**Required action**
Word for word, restate all of the data shown below.

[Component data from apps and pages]

· · ·

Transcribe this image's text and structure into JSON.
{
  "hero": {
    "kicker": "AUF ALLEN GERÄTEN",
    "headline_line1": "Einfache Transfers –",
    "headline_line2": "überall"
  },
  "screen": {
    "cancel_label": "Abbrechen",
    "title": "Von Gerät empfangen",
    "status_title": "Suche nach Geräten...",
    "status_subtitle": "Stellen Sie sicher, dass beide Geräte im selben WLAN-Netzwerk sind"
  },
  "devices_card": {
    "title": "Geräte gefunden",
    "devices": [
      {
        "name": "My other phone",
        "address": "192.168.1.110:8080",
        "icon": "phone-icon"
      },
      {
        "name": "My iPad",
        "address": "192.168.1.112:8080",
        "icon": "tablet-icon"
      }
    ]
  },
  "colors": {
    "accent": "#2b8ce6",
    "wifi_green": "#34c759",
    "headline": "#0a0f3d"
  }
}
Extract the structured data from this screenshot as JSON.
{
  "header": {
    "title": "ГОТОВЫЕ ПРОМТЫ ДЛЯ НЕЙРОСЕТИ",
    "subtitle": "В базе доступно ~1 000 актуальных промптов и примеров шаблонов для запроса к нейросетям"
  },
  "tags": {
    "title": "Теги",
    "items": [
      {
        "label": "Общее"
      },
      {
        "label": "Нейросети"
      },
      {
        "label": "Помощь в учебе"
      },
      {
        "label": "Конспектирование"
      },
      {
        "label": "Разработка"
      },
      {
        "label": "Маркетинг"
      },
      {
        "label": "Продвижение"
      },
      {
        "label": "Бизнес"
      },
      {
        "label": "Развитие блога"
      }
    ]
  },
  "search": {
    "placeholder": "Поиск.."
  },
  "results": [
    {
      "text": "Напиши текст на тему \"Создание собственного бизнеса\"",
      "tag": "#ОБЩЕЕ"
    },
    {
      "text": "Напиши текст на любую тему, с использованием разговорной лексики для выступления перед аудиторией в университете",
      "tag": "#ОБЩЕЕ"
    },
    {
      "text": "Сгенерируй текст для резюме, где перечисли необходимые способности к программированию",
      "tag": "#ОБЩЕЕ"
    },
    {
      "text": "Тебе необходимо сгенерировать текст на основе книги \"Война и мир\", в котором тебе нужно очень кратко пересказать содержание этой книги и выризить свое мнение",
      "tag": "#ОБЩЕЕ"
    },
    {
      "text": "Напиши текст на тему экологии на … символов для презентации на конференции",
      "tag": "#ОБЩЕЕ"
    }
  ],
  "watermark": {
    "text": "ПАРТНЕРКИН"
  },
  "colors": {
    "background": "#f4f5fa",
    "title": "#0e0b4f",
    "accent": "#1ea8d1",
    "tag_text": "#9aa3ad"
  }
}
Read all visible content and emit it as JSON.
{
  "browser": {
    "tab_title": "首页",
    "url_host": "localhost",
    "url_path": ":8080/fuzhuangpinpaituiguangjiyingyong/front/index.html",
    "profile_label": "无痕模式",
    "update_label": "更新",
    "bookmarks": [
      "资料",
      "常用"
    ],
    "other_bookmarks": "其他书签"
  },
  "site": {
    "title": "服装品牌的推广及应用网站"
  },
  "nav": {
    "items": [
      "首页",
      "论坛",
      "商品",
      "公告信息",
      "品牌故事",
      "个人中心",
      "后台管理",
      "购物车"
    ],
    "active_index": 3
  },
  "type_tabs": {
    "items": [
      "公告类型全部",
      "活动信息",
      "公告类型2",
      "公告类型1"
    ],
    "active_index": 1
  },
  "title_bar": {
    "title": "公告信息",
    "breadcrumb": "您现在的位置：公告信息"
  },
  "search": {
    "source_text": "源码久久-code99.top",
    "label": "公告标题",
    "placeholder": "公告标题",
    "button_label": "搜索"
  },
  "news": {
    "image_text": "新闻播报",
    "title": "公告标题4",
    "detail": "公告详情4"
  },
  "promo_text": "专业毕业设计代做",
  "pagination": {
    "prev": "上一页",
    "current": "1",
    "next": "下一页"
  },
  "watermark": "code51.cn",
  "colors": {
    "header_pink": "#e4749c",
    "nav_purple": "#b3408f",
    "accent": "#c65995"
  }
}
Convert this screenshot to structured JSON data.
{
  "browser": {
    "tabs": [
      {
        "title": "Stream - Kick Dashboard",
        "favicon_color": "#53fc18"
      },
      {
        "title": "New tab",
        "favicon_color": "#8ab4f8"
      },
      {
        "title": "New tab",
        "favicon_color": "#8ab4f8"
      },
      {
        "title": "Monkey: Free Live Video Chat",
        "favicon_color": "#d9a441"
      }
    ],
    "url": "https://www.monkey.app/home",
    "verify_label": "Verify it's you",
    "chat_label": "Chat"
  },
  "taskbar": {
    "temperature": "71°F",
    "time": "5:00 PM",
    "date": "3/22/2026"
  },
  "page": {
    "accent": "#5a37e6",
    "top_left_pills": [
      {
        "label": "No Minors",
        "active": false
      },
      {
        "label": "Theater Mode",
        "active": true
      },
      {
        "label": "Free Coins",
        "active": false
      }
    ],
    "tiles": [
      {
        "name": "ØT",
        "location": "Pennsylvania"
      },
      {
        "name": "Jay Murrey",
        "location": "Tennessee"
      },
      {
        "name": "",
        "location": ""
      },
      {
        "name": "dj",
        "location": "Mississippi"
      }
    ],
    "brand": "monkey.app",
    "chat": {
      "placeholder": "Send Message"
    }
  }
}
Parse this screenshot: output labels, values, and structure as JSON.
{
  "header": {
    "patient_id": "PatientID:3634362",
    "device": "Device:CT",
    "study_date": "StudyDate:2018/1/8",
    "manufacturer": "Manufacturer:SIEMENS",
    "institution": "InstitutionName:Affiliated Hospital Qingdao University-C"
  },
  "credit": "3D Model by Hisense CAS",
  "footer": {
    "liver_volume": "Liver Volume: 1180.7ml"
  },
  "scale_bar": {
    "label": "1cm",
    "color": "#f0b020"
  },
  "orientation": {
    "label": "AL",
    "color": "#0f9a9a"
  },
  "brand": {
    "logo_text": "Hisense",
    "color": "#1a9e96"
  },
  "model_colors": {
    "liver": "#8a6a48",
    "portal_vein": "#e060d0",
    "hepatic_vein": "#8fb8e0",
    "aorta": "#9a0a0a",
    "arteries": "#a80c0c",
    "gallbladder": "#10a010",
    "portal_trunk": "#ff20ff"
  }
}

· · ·

**Answer for this exercise**
Transcribe this image's text and structure into JSON.
{
  "hero": {
    "kicker": "AUF ALLEN GERÄTEN",
    "headline_line1": "Einfache Transfers –",
    "headline_line2": "überall"
  },
  "screen": {
    "cancel_label": "Abbrechen",
    "title": "Von Gerät empfangen",
    "status_title": "Suche nach Geräten...",
    "status_subtitle": "Stellen Sie sicher, dass beide Geräte im selben WLAN-Netzwerk sind"
  },
  "devices_card": {
    "title": "Geräte gefunden",
    "devices": [
      {
        "name": "My other phone",
        "address": "192.168.1.110:8080",
        "icon": "phone-icon"
      },
      {
        "name": "My iPad",
        "address": "192.168.1.112:8080",
        "icon": "tablet-icon"
      }
    ]
  },
  "colors": {
    "accent": "#2b8ce6",
    "wifi_green": "#34c759",
    "headline": "#0a0f3d"
  }
}
Extract the structured data from this screenshot as JSON.
{
  "header": {
    "title": "ГОТОВЫЕ ПРОМТЫ ДЛЯ НЕЙРОСЕТИ",
    "subtitle": "В базе доступно ~1 000 актуальных промптов и примеров шаблонов для запроса к нейросетям"
  },
  "tags": {
    "title": "Теги",
    "items": [
      {
        "label": "Общее"
      },
      {
        "label": "Нейросети"
      },
      {
        "label": "Помощь в учебе"
      },
      {
        "label": "Конспектирование"
      },
      {
        "label": "Разработка"
      },
      {
        "label": "Маркетинг"
      },
      {
        "label": "Продвижение"
      },
      {
        "label": "Бизнес"
      },
      {
        "label": "Развитие блога"
      }
    ]
  },
  "search": {
    "placeholder": "Поиск.."
  },
  "results": [
    {
      "text": "Напиши текст на тему \"Создание собственного бизнеса\"",
      "tag": "#ОБЩЕЕ"
    },
    {
      "text": "Напиши текст на любую тему, с использованием разговорной лексики для выступления перед аудиторией в университете",
      "tag": "#ОБЩЕЕ"
    },
    {
      "text": "Сгенерируй текст для резюме, где перечисли необходимые способности к программированию",
      "tag": "#ОБЩЕЕ"
    },
    {
      "text": "Тебе необходимо сгенерировать текст на основе книги \"Война и мир\", в котором тебе нужно очень кратко пересказать содержание этой книги и выризить свое мнение",
      "tag": "#ОБЩЕЕ"
    },
    {
      "text": "Напиши текст на тему экологии на … символов для презентации на конференции",
      "tag": "#ОБЩЕЕ"
    }
  ],
  "watermark": {
    "text": "ПАРТНЕРКИН"
  },
  "colors": {
    "background": "#f4f5fa",
    "title": "#0e0b4f",
    "accent": "#1ea8d1",
    "tag_text": "#9aa3ad"
  }
}
Read all visible content and emit it as JSON.
{
  "browser": {
    "tab_title": "首页",
    "url_host": "localhost",
    "url_path": ":8080/fuzhuangpinpaituiguangjiyingyong/front/index.html",
    "profile_label": "无痕模式",
    "update_label": "更新",
    "bookmarks": [
      "资料",
      "常用"
    ],
    "other_bookmarks": "其他书签"
  },
  "site": {
    "title": "服装品牌的推广及应用网站"
  },
  "nav": {
    "items": [
      "首页",
      "论坛",
      "商品",
      "公告信息",
      "品牌故事",
      "个人中心",
      "后台管理",
      "购物车"
    ],
    "active_index": 3
  },
  "type_tabs": {
    "items": [
      "公告类型全部",
      "活动信息",
      "公告类型2",
      "公告类型1"
    ],
    "active_index": 1
  },
  "title_bar": {
    "title": "公告信息",
    "breadcrumb": "您现在的位置：公告信息"
  },
  "search": {
    "source_text": "源码久久-code99.top",
    "label": "公告标题",
    "placeholder": "公告标题",
    "button_label": "搜索"
  },
  "news": {
    "image_text": "新闻播报",
    "title": "公告标题4",
    "detail": "公告详情4"
  },
  "promo_text": "专业毕业设计代做",
  "pagination": {
    "prev": "上一页",
    "current": "1",
    "next": "下一页"
  },
  "watermark": "code51.cn",
  "colors": {
    "header_pink": "#e4749c",
    "nav_purple": "#b3408f",
    "accent": "#c65995"
  }
}
Convert this screenshot to structured JSON data.
{
  "browser": {
    "tabs": [
      {
        "title": "Stream - Kick Dashboard",
        "favicon_color": "#53fc18"
      },
      {
        "title": "New tab",
        "favicon_color": "#8ab4f8"
      },
      {
        "title": "New tab",
        "favicon_color": "#8ab4f8"
      },
      {
        "title": "Monkey: Free Live Video Chat",
        "favicon_color": "#d9a441"
      }
    ],
    "url": "https://www.monkey.app/home",
    "verify_label": "Verify it's you",
    "chat_label": "Chat"
  },
  "taskbar": {
    "temperature": "71°F",
    "time": "5:00 PM",
    "date": "3/22/2026"
  },
  "page": {
    "accent": "#5a37e6",
    "top_left_pills": [
      {
        "label": "No Minors",
        "active": false
      },
      {
        "label": "Theater Mode",
        "active": true
      },
      {
        "label": "Free Coins",
        "active": false
      }
    ],
    "tiles": [
      {
        "name": "ØT",
        "location": "Pennsylvania"
      },
      {
        "name": "Jay Murrey",
        "location": "Tennessee"
      },
      {
        "name": "",
        "location": ""
      },
      {
        "name": "dj",
        "location": "Mississippi"
      }
    ],
    "brand": "monkey.app",
    "chat": {
      "placeholder": "Send Message"
    }
  }
}
Parse this screenshot: output labels, values, and structure as JSON.
{
  "header": {
    "patient_id": "PatientID:3634362",
    "device": "Device:CT",
    "study_date": "StudyDate:2018/1/8",
    "manufacturer": "Manufacturer:SIEMENS",
    "institution": "InstitutionName:Affiliated Hospital Qingdao University-C"
  },
  "credit": "3D Model by Hisense CAS",
  "footer": {
    "liver_volume": "Liver Volume: 1180.7ml"
  },
  "scale_bar": {
    "label": "1cm",
    "color": "#f0b020"
  },
  "orientation": {
    "label": "AL",
    "color": "#0f9a9a"
  },
  "brand": {
    "logo_text": "Hisense",
    "color": "#1a9e96"
  },
  "model_colors": {
    "liver": "#8a6a48",
    "portal_vein": "#e060d0",
    "hepatic_vein": "#8fb8e0",
    "aorta": "#9a0a0a",
    "arteries": "#a80c0c",
    "gallbladder": "#10a010",
    "portal_trunk": "#ff20ff"
  }
}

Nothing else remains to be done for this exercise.